It's amazing how much our thinking influences how we feel. If it rains on Saturday the farmers are happy and the golfers are sad. It's the same silly rain, but they're thinking different thoughts about the rain.
I first learned the importance of how we think when I was at the mental health clinic (remember, I was on staff, not actually in the mental health clinic). We had diagnostic meetings every afternoon — boring meetings. I thought, "How could I liven up these meetings?" One day I found a gorilla suit. Now you may ask why a gorilla suit was at the mental health clinic. I don't know. It looked like some monkey business was going on, but I decided I could use this to liven things up. So ... when everyone was in the meeting, I charged into the room wearing the gorilla suit. Everyone took off. (You see, you never totally relax when you work at the mental health clinic.) I chased a nurse down the hall. Finally, she reached the end of the hall with no place to go. She turned around and looked pretty bad — somewhere between a migraine headache and acid indigestion. I thought I had done enough damage so I took off the gorilla head and said, "It's not a gorilla. It's not a patient. It's me, Dr. Lowery." I won't tell you what she said; it wasn't very nice. What she thought had stressed her out and, you guessed it, she blamed it on me.
How many of us are letting our thoughts stress us out? You see, in one way the body is incredibly dumb. It just does what the brain tells it to do. It doesn't have to be true. It just has to think it's true. For example, I once had a headache and told Penny I was going to take an Advil. Later, she asked how my headache was, to which I told her, "It's a lot better, that Advil sure works." She said, "Good, because you got the pills out, then you left them on the counter." You see, I don't have to take an Advil for my headache, I just have to think I've taken an Advil for my headache.
Let me illustrate how thinking can mean the difference between work and play. A man came home from work every day, sat in his recliner and enjoyed a little peace and quiet. But one day the neighborhood boys discovered that the man's backyard was a natural ball field. So they started playing ball there every afternoon, making lots of noise, and disturbing our friend. He would go outside and holler at them trying to make them leave, but they'd always come back. He finally called the sheriff who ran them off. But the next day they were back. Then our friend had an idea. He went outside and called the kids. Finally, they came. He apologized and said he was sorry he'd run them off. He said he'd really learned to enjoy the noise they made and asked if they would come and make noise again. If they would, he would pay each of them a quarter. They were excited and showed up the next day and made lots of noise. He asked them to come back the following day and make noise, and he would pay them again. He said this every day but kept lowering their pay a nickel until he was down to paying them just one nickel. And he said, "I really want you to come back tomorrow and make noise, but I can only pay you a penny. Will you come?" They said, "No, we're not playing for a penny." They got mad and never came back to play, and our man is enjoying his peace and quiet.

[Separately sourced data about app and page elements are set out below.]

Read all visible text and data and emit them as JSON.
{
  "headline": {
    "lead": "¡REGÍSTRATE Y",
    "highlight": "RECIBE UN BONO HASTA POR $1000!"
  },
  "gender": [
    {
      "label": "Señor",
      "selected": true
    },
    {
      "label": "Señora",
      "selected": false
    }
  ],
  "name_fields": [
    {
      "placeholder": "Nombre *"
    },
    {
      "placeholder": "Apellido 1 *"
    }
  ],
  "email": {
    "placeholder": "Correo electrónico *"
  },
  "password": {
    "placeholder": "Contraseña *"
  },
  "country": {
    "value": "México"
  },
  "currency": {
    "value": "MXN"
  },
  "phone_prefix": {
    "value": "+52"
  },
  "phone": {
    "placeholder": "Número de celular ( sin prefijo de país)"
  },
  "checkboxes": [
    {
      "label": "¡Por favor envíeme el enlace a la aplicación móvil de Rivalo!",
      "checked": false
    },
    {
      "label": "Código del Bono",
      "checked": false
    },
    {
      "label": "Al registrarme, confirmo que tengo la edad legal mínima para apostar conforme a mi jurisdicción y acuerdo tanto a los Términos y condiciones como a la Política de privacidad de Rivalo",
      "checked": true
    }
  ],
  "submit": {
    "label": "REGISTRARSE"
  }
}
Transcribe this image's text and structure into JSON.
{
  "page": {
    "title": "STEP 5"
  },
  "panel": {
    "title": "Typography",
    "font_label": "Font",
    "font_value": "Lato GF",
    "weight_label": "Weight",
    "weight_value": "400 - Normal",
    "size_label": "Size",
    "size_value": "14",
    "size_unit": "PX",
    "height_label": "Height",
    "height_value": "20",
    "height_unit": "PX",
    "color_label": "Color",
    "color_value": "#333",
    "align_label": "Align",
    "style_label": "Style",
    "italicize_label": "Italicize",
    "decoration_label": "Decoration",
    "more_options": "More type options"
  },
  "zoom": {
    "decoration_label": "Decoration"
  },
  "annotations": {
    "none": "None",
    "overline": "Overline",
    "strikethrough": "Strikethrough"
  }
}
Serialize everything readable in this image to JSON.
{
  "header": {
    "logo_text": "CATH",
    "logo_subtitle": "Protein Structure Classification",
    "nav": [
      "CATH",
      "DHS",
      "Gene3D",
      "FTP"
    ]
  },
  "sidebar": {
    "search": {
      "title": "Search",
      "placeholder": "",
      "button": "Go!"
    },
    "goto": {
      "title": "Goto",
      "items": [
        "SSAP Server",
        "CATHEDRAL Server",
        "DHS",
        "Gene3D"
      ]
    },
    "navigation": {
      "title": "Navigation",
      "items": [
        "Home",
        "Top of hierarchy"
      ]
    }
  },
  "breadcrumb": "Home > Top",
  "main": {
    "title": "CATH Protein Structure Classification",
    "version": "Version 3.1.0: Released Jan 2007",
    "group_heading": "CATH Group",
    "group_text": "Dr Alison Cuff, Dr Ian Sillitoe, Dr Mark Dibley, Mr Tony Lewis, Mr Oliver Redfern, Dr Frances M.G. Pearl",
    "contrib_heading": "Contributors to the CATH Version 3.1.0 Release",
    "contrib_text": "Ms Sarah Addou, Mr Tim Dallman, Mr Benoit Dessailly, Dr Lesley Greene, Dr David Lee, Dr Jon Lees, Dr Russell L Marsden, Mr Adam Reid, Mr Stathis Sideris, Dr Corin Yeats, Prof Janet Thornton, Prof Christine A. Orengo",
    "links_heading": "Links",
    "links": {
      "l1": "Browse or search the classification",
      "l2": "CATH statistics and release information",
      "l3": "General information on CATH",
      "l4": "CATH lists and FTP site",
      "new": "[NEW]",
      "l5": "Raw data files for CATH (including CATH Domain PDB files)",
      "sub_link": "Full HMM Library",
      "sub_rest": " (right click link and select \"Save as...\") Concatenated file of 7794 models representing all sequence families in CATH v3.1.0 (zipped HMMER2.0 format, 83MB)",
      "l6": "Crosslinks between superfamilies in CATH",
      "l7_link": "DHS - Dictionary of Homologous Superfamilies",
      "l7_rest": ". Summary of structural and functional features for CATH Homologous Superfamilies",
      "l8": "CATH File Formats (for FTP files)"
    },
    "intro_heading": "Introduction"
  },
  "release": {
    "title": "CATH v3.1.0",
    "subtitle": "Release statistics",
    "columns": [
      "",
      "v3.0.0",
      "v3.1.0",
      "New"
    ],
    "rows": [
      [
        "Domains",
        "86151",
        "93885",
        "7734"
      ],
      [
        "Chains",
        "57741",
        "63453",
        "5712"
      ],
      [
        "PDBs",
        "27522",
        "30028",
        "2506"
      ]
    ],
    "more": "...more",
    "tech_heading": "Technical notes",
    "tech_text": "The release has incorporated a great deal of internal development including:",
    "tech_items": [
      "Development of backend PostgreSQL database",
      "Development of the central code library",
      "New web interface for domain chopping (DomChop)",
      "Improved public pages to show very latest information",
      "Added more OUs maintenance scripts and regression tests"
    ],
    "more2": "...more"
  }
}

What happened? Our friend was able to change their thinking. At first, playing ball was fun, but when they were paid, they started thinking of it as work. And of course if you don't get paid for your work, you quit.
Thinking ... WOW! It really is important. No wonder Yogi Berra said, "Baseball is 90 percent mental and the other half is physical."
Now, before you go and buy the newest positive thinking book, let me tell you that just changing your thinking is not the total answer. When I worked for the state hospital, I met a man dressed in an ornate military outfit who said he was Napoleon and inquired about the location of his armies. I made up a little rhyme about it:
He had great self-esteem
And was a positive thinker,
But his thinking was not true,
You may think that I'm a stinker,
For I told him he was at Waterloo.
Thinking has to be based on reality and truth. You may be able to convince yourself the "E" on your gas gauge stands for "Enough," but your car is going to be much harder to convince.
Now, that's something to think about.
Charles Lowery is pastor of Hoffmantown Baptist Church, Albuquerque, N.M.